* [App and web page records]

......

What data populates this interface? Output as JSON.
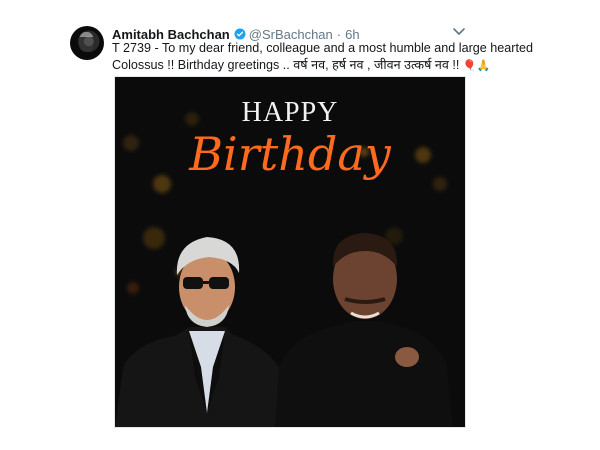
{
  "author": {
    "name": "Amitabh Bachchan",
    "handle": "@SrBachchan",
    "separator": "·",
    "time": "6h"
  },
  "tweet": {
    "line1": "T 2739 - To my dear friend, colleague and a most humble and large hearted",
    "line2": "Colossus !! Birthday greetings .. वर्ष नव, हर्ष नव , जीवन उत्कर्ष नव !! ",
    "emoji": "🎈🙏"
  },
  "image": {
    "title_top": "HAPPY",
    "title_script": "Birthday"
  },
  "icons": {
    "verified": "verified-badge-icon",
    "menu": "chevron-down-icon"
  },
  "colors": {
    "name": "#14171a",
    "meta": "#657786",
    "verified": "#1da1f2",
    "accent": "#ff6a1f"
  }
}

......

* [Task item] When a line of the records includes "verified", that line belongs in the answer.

* [Exercise output]
    "verified": "verified-badge-icon",
    "verified": "#1da1f2",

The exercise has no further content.